• DIRECTIONS: From the data below, return all lines holding the string "glits".

• RECORDS FOR THE TASK:

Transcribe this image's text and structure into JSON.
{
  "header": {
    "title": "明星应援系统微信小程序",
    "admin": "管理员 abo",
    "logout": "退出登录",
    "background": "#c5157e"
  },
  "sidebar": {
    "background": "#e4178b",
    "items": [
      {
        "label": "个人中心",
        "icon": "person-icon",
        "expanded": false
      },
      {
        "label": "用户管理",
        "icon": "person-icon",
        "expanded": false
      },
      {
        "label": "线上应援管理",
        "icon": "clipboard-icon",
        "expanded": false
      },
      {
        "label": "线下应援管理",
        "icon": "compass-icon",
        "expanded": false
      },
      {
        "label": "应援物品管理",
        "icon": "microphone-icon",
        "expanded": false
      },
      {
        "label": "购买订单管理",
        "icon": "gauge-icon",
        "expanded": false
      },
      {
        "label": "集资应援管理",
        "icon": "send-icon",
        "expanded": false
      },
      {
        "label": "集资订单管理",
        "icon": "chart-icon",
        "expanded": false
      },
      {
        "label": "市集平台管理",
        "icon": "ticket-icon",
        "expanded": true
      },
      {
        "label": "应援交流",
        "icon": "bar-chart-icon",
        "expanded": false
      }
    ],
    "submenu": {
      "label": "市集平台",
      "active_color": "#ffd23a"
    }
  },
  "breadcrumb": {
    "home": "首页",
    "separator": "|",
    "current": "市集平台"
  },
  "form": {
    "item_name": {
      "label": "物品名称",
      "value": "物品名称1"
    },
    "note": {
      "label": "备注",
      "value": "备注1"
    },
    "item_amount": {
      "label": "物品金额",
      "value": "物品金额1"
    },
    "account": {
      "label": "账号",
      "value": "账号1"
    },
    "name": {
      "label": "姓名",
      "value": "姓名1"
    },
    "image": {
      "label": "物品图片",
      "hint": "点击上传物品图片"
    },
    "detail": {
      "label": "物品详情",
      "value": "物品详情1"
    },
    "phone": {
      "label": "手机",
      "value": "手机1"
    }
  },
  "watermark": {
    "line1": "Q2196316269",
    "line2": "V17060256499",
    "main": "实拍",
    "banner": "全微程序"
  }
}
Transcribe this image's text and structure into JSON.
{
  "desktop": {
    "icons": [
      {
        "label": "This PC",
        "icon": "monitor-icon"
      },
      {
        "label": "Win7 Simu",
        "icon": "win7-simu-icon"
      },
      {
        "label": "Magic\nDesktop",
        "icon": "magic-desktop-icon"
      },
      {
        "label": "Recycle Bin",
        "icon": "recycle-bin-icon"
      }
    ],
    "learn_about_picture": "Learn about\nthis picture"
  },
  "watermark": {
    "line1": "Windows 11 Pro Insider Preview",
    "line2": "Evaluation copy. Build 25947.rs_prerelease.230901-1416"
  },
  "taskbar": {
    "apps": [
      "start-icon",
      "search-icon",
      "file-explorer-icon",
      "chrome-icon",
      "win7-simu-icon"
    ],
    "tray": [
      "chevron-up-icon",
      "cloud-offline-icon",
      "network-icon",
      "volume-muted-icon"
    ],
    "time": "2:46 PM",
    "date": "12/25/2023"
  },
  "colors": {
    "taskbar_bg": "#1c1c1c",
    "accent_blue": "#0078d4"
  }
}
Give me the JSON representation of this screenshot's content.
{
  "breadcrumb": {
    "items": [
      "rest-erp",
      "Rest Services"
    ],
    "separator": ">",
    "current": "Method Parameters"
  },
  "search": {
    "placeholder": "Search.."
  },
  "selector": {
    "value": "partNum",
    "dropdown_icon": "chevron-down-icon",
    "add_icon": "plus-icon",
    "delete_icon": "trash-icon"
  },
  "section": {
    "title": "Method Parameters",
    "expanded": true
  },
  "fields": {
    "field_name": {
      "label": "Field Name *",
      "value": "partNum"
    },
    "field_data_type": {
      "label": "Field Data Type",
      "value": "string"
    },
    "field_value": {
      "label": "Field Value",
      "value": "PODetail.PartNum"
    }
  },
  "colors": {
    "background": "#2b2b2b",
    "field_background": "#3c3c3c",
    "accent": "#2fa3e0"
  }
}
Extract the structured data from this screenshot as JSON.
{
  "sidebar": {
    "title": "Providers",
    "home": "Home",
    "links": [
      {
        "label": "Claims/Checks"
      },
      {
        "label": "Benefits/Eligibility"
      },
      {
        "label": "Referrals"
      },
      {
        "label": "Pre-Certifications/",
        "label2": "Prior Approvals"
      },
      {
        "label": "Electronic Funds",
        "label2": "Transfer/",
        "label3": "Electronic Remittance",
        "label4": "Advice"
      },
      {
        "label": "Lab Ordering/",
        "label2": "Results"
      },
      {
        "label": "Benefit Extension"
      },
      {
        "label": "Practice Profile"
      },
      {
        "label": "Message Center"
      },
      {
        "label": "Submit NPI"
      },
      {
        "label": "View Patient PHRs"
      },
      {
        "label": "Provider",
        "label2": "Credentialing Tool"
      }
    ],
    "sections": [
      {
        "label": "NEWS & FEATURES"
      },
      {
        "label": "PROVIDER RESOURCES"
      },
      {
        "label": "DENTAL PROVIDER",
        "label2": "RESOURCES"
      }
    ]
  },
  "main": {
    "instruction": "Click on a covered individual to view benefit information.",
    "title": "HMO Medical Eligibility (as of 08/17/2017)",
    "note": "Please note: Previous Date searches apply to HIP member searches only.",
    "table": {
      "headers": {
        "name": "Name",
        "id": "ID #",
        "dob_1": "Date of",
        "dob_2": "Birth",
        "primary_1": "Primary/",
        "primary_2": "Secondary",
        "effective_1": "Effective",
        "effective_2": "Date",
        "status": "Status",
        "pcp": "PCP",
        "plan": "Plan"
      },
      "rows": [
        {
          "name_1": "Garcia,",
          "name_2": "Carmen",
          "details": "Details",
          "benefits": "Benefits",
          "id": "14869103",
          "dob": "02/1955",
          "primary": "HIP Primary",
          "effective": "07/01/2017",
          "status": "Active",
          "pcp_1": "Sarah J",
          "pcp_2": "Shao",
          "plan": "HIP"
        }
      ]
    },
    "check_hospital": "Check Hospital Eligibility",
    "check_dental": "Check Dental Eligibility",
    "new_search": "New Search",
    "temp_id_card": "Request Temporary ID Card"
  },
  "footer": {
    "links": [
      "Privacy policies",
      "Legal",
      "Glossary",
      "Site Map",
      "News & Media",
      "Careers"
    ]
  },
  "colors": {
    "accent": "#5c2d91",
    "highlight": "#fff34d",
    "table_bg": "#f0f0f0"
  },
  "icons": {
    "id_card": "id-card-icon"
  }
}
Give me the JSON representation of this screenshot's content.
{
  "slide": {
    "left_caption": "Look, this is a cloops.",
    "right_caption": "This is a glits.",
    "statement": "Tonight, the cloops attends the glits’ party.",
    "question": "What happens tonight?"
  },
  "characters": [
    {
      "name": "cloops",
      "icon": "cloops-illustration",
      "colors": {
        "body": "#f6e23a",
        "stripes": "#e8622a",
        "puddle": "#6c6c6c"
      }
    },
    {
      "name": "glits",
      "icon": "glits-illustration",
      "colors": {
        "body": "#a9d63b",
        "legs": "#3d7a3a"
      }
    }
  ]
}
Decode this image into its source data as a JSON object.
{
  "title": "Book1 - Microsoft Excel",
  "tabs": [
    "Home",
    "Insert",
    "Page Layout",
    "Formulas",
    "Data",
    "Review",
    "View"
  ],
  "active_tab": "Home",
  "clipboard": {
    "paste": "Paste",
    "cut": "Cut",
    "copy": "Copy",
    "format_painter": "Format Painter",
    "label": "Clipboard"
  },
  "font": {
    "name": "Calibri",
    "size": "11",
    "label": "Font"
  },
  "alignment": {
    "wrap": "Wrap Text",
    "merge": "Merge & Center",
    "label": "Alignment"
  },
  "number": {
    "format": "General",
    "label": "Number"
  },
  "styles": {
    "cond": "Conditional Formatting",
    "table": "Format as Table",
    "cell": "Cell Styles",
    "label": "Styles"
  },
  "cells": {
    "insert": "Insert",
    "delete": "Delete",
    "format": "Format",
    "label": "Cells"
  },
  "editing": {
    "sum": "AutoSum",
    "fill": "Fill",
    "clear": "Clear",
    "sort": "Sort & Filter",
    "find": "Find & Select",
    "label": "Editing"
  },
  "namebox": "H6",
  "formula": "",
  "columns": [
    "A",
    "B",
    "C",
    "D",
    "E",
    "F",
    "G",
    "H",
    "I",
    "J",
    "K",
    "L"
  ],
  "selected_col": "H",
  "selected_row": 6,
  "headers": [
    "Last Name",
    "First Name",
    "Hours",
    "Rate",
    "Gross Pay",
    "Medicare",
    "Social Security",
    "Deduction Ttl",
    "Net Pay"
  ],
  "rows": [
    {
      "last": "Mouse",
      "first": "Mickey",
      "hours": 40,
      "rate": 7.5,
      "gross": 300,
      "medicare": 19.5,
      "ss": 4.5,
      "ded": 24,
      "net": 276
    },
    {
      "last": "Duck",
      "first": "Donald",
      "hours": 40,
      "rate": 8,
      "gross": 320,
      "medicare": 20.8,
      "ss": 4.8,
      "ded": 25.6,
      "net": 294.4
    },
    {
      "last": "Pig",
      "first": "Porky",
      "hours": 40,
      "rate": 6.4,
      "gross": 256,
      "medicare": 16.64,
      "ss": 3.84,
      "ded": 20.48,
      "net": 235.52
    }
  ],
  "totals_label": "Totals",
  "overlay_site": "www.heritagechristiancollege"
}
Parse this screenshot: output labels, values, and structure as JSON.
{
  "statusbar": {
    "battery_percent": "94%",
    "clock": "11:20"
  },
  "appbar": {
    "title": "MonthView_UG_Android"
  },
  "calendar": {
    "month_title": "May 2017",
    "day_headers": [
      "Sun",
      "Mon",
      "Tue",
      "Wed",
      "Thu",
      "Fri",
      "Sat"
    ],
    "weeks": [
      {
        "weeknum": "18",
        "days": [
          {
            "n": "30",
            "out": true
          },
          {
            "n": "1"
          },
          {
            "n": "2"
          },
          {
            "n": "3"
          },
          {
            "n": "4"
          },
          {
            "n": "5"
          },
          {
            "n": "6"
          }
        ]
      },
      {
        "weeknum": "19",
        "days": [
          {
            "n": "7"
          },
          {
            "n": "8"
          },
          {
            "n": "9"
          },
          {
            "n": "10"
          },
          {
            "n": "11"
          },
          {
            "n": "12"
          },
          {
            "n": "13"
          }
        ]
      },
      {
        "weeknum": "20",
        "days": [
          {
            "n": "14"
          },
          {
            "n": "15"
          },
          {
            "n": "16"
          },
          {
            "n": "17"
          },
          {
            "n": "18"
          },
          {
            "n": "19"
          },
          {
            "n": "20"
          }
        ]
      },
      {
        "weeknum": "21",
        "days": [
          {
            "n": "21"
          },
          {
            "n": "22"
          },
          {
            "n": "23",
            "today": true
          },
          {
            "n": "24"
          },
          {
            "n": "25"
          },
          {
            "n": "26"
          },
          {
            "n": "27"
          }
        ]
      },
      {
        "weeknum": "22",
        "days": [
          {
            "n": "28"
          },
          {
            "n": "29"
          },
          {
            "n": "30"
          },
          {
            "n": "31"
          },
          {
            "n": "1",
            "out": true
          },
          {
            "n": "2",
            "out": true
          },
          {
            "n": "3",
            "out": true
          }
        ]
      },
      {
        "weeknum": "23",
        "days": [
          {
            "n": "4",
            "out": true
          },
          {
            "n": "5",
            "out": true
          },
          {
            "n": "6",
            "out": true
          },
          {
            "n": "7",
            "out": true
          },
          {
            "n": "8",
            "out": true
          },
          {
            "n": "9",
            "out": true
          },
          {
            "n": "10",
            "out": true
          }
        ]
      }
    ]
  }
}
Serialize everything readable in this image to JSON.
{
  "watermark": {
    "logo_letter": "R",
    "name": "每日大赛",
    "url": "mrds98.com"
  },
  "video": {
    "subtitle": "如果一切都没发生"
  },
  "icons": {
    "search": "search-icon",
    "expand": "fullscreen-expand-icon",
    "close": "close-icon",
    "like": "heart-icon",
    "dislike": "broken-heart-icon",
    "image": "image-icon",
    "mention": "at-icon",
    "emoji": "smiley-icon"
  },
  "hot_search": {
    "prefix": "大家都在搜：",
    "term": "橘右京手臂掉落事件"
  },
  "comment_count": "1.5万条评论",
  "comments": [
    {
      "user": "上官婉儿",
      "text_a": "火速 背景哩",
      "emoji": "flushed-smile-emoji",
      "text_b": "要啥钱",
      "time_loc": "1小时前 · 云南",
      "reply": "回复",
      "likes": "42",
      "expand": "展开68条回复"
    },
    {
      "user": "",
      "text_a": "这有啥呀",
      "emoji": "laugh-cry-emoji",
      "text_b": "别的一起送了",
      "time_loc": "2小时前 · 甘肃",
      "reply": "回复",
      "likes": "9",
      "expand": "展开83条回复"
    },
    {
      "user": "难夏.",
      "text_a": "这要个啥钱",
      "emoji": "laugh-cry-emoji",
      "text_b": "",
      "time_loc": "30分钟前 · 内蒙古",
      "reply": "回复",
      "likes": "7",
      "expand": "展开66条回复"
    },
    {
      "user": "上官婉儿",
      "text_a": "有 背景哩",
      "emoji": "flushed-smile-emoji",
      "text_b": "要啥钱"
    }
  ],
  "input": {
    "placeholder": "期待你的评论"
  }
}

• RESULT FOR THIS EXERCISE:
    "right_caption": "This is a glits.",
    "statement": "Tonight, the cloops attends the glits’ party.",
      "name": "glits",
      "icon": "glits-illustration",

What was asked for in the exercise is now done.